On our return from Pæstum, we spent some hours at Pompeii. Before reaching there, however, we left the main road, and turned to the right, for the purpose of visiting a village which was buried by lava from Vesuvius, during the last autumn. It lay near the foot of the mountain, on the side opposite Naples, and the black and broken mass which flowed from the crater down a dark chasm, had covered a large extent of surface below, to the depth of from eight or ten, to thirty or forty feet. In one place, a house, standing just at the edge of the stream of lava, was enclosed on two sides, up to the eaves, while the others were left open. The whole space presented loose, broken masses of every shape and size, and at a distance it resembled a field of rich, black mould, turned up by a deep ploughing. This had been exposed to the weather, and was the mere froth or foam of what was once a mass of liquid fire. All below was firm and solid rock. It gave us a better idea of the nature and immediate effects of an eruption, than we could have had in any other way, except by seeing one.
But let us proceed to Pompeii. This city, and Herculaneum, are supposed to have been founded 1342 years before Christ, so that when destroyed they had stood 1400 years. They were much injured by an earthquake A. D. 63; and on the twenty-fourth of August, in the year 79, were entirely buried by an eruption of Vesuvius. Dion Cassius thus describes their destruction. “An incredible quantity of ashes carried by the wind, filled air, earth, and sea ; suffocating men, cattle, birds, and fishes, and burying two entire cities, namely, Herculaneum and Pompeii, while their inhabitants were seated in the theatres." Very few skeletons, however, have been found in the theatres, and hence it is supposed, that most of the people took timely warning and escaped. The Coliseum at Rome, and other places where public shows were held in ancient times, were so constructed, and had so many outlets, that they could be emptied almost instantly. The Amphitheatre at Pompeii has ninety-seven places of egress, and so judiciously are they arranged, that 20,000 persons might safely pass out through them in two minutes and a half. It is probable, therefore, that the people, being warned of what was coming, fled for safety to the adjoining river and seacoast, and hastily embarked in such vessels as they could find. Pliny the elder, while approaching Vesuvius, observed an immense number of boats which fled from the coast; yet, impelled by fatal curiosity, and the hope of relieving the sufferers, advanced and landed.
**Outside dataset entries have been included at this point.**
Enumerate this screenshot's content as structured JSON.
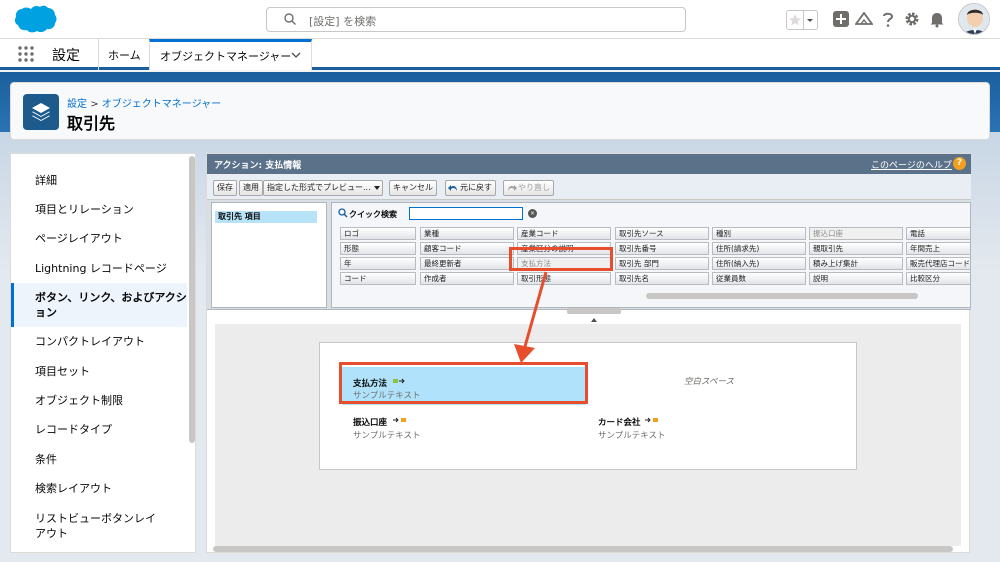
{
  "header": {
    "search_placeholder": "[設定] を検索"
  },
  "nav": {
    "app_name": "設定",
    "home_tab": "ホーム",
    "active_tab": "オブジェクトマネージャー"
  },
  "page_header": {
    "breadcrumb_setup": "設定",
    "breadcrumb_sep": ">",
    "breadcrumb_obj": "オブジェクトマネージャー",
    "title": "取引先"
  },
  "sidebar": {
    "items": [
      {
        "label": "詳細"
      },
      {
        "label": "項目とリレーション"
      },
      {
        "label": "ページレイアウト"
      },
      {
        "label": "Lightning レコードページ"
      },
      {
        "label": "ボタン、リンク、およびアクション"
      },
      {
        "label": "コンパクトレイアウト"
      },
      {
        "label": "項目セット"
      },
      {
        "label": "オブジェクト制限"
      },
      {
        "label": "レコードタイプ"
      },
      {
        "label": "条件"
      },
      {
        "label": "検索レイアウト"
      },
      {
        "label": "リストビューボタンレイアウト"
      }
    ],
    "active_index": 4
  },
  "layout_editor": {
    "title": "アクション: 支払情報",
    "help_link": "このページのヘルプ",
    "help_icon": "?",
    "toolbar": {
      "save": "保存",
      "apply": "適用",
      "preview": "指定した形式でプレビュー...",
      "cancel": "キャンセル",
      "undo": "元に戻す",
      "redo": "やり直し"
    },
    "palette_category": "取引先 項目",
    "quick_search_label": "クイック検索",
    "fields_row1": [
      "ロゴ",
      "業種",
      "産業コード",
      "取引先ソース",
      "種別",
      "振込口座",
      "電話"
    ],
    "fields_row2": [
      "形態",
      "顧客コード",
      "産業区分の説明",
      "取引先番号",
      "住所(請求先)",
      "親取引先",
      "年間売上"
    ],
    "fields_row3": [
      "年",
      "最終更新者",
      "支払方法",
      "取引先 部門",
      "住所(納入先)",
      "積み上げ集計",
      "販売代理店コード"
    ],
    "fields_row4": [
      "コード",
      "作成者",
      "取引形態",
      "取引先名",
      "従業員数",
      "説明",
      "比較区分"
    ],
    "canvas": {
      "selected_field_label": "支払方法",
      "selected_field_sample": "サンプルテキスト",
      "blank_space": "空白スペース",
      "field2_label": "振込口座",
      "field2_sample": "サンプルテキスト",
      "field3_label": "カード会社",
      "field3_sample": "サンプルテキスト"
    }
  },
  "colors": {
    "brand_blue": "#0070d2",
    "header_blue": "#1b5f9e",
    "highlight_red": "#e64e2e",
    "selected_field": "#b0e3fb"
  }
}
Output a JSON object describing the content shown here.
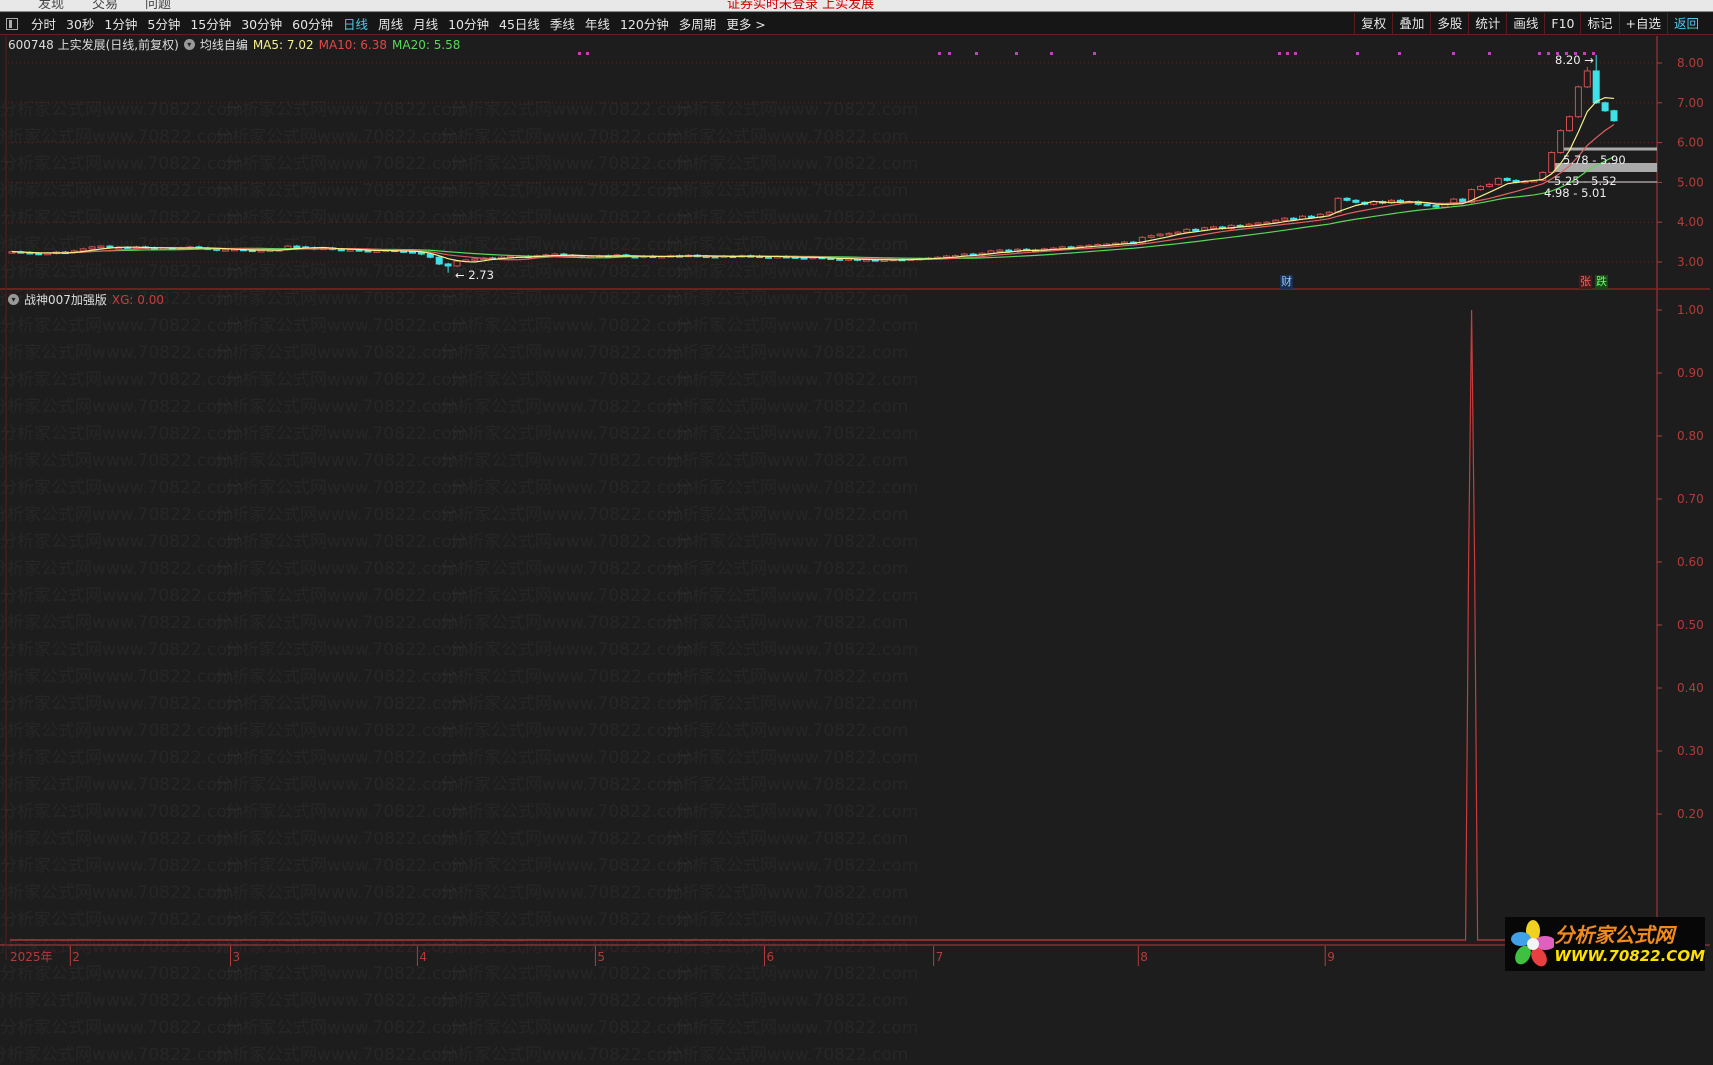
{
  "window": {
    "menu": [
      "发现",
      "交易",
      "问题"
    ],
    "title": "证券实时未登录 上实发展"
  },
  "toolbar": {
    "periods": [
      "分时",
      "30秒",
      "1分钟",
      "5分钟",
      "15分钟",
      "30分钟",
      "60分钟",
      "日线",
      "周线",
      "月线",
      "10分钟",
      "45日线",
      "季线",
      "年线",
      "120分钟",
      "多周期",
      "更多 >"
    ],
    "active_period": "日线",
    "actions": [
      "复权",
      "叠加",
      "多股",
      "统计",
      "画线",
      "F10",
      "标记",
      "+自选",
      "返回"
    ]
  },
  "main_chart": {
    "title": "600748 上实发展(日线,前复权)",
    "ma_label": "均线自编",
    "ma5": "MA5: 7.02",
    "ma10": "MA10: 6.38",
    "ma20": "MA20: 5.58",
    "high_label": "8.20",
    "low_label": "2.73",
    "levels": [
      "5.78 - 5.90",
      "5.25 - 5.52",
      "4.98 - 5.01"
    ],
    "badges": {
      "cai": "财",
      "zhang": "张",
      "die": "跌"
    },
    "colors": {
      "up": "#d05050",
      "down": "#3fe0e8",
      "ma5": "#f5f08a",
      "ma10": "#e06060",
      "ma20": "#58d858",
      "dots": "#c040c0",
      "axis": "#b43b3b"
    }
  },
  "indicator": {
    "title": "战神007加强版",
    "value_label": "XG: 0.00"
  },
  "x_axis": {
    "labels": [
      "2025年",
      "2",
      "3",
      "4",
      "5",
      "6",
      "7",
      "8",
      "9"
    ]
  },
  "watermark": "分析家公式网www.70822.com",
  "logo": {
    "line1": "分析家公式网",
    "line2": "WWW.70822.COM"
  },
  "chart_data": [
    {
      "type": "candlestick",
      "ylim": [
        2.7,
        8.4
      ],
      "yticks": [
        "8.00",
        "7.00",
        "6.00",
        "5.00",
        "4.00",
        "3.00"
      ],
      "grid": true,
      "closes": [
        3.26,
        3.24,
        3.22,
        3.2,
        3.22,
        3.25,
        3.24,
        3.28,
        3.33,
        3.38,
        3.4,
        3.36,
        3.37,
        3.35,
        3.38,
        3.36,
        3.33,
        3.35,
        3.34,
        3.36,
        3.38,
        3.35,
        3.33,
        3.3,
        3.31,
        3.32,
        3.3,
        3.28,
        3.29,
        3.3,
        3.31,
        3.4,
        3.38,
        3.36,
        3.33,
        3.35,
        3.32,
        3.3,
        3.31,
        3.29,
        3.27,
        3.28,
        3.3,
        3.28,
        3.26,
        3.25,
        3.2,
        3.12,
        2.95,
        2.9,
        3.02,
        3.05,
        3.08,
        3.1,
        3.08,
        3.12,
        3.14,
        3.15,
        3.12,
        3.16,
        3.18,
        3.2,
        3.17,
        3.15,
        3.12,
        3.14,
        3.16,
        3.15,
        3.18,
        3.14,
        3.12,
        3.15,
        3.13,
        3.14,
        3.16,
        3.15,
        3.17,
        3.15,
        3.14,
        3.13,
        3.15,
        3.14,
        3.16,
        3.15,
        3.13,
        3.12,
        3.14,
        3.13,
        3.11,
        3.1,
        3.12,
        3.1,
        3.08,
        3.06,
        3.08,
        3.05,
        3.06,
        3.04,
        3.05,
        3.07,
        3.06,
        3.08,
        3.09,
        3.1,
        3.12,
        3.15,
        3.16,
        3.2,
        3.18,
        3.22,
        3.28,
        3.3,
        3.26,
        3.32,
        3.3,
        3.28,
        3.33,
        3.35,
        3.38,
        3.36,
        3.4,
        3.42,
        3.44,
        3.45,
        3.47,
        3.5,
        3.48,
        3.62,
        3.66,
        3.7,
        3.72,
        3.75,
        3.82,
        3.8,
        3.86,
        3.88,
        3.84,
        3.92,
        3.9,
        3.95,
        3.98,
        4.0,
        4.05,
        4.1,
        4.08,
        4.15,
        4.12,
        4.2,
        4.25,
        4.6,
        4.55,
        4.5,
        4.45,
        4.52,
        4.48,
        4.55,
        4.5,
        4.52,
        4.45,
        4.42,
        4.38,
        4.45,
        4.58,
        4.5,
        4.82,
        4.9,
        4.95,
        5.1,
        5.05,
        5.0,
        5.03,
        5.05,
        5.25,
        5.75,
        6.3,
        6.65,
        7.4,
        7.8,
        7.0,
        6.8,
        6.55
      ],
      "high": 8.2,
      "low": 2.73,
      "month_start_index": {
        "2": 7,
        "3": 25,
        "4": 46,
        "5": 66,
        "6": 85,
        "7": 104,
        "8": 127,
        "9": 148
      }
    },
    {
      "type": "line",
      "name": "XG",
      "ylim": [
        0,
        1.05
      ],
      "yticks": [
        "1.00",
        "0.90",
        "0.80",
        "0.70",
        "0.60",
        "0.50",
        "0.40",
        "0.30",
        "0.20"
      ],
      "spike_index": 164,
      "spike_value": 1.0,
      "baseline": 0
    }
  ]
}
There he spent the night, admiring the grandeur and sublimity of the scene; and the next day, when he would have returned to the Roman fleet, at Misenum, of which he was then commander-in-chief, an opposite wind prevented him. Thus, unable to escape, he